Percutaneous facet or cyst injection (without cyst distension or rupture) has been reportedly successful in some patients, but the recurrence of symptoms is high. In a long-term follow-up, it was seen that the condition of approximately only one-third of the patients improved. Most patients had poor outcomes, and more than half of them went on to undergo surgery.
Percutaneous injection of the synovial cyst with attempts at rupture or overdistension has also been reported in various articles. In each of these articles, there is improved outcome compared with using an injection alone. Two studies respectively report 75% and 72% long-term good outcomes with injection. Some patients had recurrence of pain and went on to have a second attempt at cyst rupture. The least encouraging study reported that approximately 50% of patients in their series had long-term benefits. This number is an improvement when compared with using an injection alone, with these patients avoiding surgery. The patients treated with injection and cyst rupture and who improved had long-term outcomes similar to patients who had surgery. As reported in the Mayo Clinic experience, surgery was not without notable complication. This risk seems to be averted in the percutaneous group making a first attempt at cyst rupture a reasonable, less invasive choice.

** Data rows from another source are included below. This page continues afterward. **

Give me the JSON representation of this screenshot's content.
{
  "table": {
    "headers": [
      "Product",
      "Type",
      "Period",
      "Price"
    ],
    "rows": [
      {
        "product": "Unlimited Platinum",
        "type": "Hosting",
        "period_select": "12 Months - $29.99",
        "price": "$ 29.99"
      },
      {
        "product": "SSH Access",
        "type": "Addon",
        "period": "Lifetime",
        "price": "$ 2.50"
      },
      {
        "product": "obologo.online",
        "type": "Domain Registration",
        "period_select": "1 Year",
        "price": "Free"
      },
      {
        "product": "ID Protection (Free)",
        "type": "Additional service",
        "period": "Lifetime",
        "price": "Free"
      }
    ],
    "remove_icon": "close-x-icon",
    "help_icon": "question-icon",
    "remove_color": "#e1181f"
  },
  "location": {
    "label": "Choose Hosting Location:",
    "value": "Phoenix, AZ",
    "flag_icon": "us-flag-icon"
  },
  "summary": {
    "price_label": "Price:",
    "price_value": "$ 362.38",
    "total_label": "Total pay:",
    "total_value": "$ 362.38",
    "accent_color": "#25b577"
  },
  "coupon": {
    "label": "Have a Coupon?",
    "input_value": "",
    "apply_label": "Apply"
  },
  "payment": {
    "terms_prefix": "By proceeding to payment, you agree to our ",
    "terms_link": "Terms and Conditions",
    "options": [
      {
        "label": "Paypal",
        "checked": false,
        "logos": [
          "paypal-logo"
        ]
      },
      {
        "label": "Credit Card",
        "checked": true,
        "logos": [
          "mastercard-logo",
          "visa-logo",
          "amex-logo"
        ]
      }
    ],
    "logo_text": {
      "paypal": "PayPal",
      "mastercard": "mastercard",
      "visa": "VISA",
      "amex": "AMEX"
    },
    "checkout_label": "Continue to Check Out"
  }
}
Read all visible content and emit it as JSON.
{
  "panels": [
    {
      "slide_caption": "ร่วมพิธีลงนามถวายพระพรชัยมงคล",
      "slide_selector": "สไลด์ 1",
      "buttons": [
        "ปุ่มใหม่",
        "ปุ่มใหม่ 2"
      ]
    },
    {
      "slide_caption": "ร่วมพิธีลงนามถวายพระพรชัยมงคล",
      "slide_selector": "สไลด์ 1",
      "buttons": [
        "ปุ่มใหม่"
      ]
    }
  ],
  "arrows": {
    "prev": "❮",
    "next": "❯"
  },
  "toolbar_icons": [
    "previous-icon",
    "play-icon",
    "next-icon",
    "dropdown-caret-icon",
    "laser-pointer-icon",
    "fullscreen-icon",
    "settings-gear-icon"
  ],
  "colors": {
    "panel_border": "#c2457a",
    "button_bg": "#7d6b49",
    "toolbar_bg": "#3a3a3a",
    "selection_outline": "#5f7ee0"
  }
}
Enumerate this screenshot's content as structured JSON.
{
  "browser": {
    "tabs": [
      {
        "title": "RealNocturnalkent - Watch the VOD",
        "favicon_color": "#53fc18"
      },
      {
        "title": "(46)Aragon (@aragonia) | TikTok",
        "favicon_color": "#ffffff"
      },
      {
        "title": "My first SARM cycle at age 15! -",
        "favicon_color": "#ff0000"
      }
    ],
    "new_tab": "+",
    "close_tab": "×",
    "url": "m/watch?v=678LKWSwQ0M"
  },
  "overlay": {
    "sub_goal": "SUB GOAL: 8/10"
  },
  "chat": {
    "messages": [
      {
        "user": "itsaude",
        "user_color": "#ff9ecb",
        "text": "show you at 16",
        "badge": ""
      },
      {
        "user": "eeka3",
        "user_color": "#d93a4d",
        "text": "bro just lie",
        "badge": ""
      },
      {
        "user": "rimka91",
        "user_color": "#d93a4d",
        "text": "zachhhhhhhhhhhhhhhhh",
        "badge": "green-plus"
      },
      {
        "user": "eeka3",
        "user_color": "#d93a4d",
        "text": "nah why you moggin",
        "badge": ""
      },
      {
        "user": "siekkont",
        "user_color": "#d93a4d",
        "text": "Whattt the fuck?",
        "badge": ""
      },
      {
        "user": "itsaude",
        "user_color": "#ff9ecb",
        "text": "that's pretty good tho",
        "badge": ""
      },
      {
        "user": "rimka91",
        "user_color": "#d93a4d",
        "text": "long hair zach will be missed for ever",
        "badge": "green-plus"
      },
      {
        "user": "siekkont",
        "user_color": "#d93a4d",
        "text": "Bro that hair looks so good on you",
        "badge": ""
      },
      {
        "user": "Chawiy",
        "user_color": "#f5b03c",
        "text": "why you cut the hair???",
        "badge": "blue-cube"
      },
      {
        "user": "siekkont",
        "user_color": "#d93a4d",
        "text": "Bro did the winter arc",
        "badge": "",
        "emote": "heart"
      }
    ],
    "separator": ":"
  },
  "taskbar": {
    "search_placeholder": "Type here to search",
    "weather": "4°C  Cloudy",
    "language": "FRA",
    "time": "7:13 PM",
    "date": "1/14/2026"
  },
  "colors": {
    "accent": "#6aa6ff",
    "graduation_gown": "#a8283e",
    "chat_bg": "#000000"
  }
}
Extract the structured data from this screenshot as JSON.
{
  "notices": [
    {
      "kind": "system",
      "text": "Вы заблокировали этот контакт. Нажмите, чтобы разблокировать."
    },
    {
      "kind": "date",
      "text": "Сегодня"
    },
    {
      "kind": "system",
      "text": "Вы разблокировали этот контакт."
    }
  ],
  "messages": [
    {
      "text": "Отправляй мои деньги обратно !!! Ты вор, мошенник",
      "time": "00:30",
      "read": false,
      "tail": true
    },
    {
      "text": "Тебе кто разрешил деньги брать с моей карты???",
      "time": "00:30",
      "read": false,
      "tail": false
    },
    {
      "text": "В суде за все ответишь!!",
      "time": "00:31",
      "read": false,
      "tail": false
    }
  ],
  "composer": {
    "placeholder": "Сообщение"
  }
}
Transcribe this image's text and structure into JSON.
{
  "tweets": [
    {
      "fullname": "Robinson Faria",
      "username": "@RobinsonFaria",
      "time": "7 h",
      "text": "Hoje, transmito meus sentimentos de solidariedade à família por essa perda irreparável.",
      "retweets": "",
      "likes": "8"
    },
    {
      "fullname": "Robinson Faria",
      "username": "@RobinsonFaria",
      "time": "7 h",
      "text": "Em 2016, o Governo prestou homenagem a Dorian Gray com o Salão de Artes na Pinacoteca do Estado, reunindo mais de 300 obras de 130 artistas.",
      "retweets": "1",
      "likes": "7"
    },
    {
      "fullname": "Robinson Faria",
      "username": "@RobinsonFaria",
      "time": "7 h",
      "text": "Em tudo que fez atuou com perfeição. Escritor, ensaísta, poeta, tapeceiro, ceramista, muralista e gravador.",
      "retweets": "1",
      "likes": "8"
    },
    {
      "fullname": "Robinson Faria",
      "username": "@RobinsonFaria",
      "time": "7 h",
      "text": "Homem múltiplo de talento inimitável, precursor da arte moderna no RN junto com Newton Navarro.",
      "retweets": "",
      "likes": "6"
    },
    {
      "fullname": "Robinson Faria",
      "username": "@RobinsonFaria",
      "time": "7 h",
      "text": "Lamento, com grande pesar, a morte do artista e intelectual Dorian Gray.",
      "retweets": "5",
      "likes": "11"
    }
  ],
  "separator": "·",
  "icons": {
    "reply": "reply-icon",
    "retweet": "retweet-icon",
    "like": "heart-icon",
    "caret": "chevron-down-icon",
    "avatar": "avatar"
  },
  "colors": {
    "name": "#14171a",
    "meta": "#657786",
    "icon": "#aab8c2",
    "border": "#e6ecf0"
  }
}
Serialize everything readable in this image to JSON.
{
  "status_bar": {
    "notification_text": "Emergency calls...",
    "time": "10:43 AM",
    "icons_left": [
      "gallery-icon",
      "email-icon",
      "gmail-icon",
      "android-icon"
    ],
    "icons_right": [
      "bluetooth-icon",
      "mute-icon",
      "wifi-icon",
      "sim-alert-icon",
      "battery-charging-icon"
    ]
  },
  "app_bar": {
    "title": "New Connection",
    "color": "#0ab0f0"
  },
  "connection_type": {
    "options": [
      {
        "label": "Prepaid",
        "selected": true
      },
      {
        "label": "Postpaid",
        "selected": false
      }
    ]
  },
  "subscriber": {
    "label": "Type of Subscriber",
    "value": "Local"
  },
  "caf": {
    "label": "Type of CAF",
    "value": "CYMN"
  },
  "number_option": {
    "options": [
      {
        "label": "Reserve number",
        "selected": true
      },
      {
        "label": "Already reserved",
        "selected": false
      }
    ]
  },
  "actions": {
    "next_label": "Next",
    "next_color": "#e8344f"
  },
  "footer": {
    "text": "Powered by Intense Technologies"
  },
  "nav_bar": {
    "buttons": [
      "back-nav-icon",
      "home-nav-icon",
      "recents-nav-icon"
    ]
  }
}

This procedure is performed with the patient in the prone position. The patient’s skin is prepared with a sterile solution. Because the procedure is often transiently painful (during cyst distension), conscious sedation is commonly used. This sedation is preceded by a preoperative workup and perioperative monitoring. Preoperative antibiotics may also be administered; usually, 1 g of Ancef is given intravenously.
Image guidance for this procedure can be obtained with either fluoroscopy or CT. Fluoroscopy gives real-time visualization of needle placement but is problematic because the cyst can usually not be visualized directly. However, contrast injection into the facet joint (that the cyst communicates with) usually opacifies the cyst. One can then directly stick the needle into the cyst (via an interlaminar approach) or attempt distension and rupture by injecting into the facet joint directly. Direct puncture of the cyst seems to have a greater likelihood of creating enough pressure to rupture the cyst, but both techniques have been successful.
CT guidance, like fluoroscopy, has its advantages and disadvantages. Contrast resolution is better with CT, frequently allowing the cyst to be seen before direct injection ( Fig. 4 ). Needle placement into the facet joint is also facilitated because the 3-dimensional contour of the facet joint is better demonstrated with CT. The cyst can be accessed via injection into the facet joint itself ( Fig. 5 ). Direct puncture of the cyst via an interlaminar approach can also be accomplished with CT ( Figs. 6 and 7 ), but the gantry angle required to allow this approach may be problematic. This latter problem has been minimized with the use of CT fluoroscopy.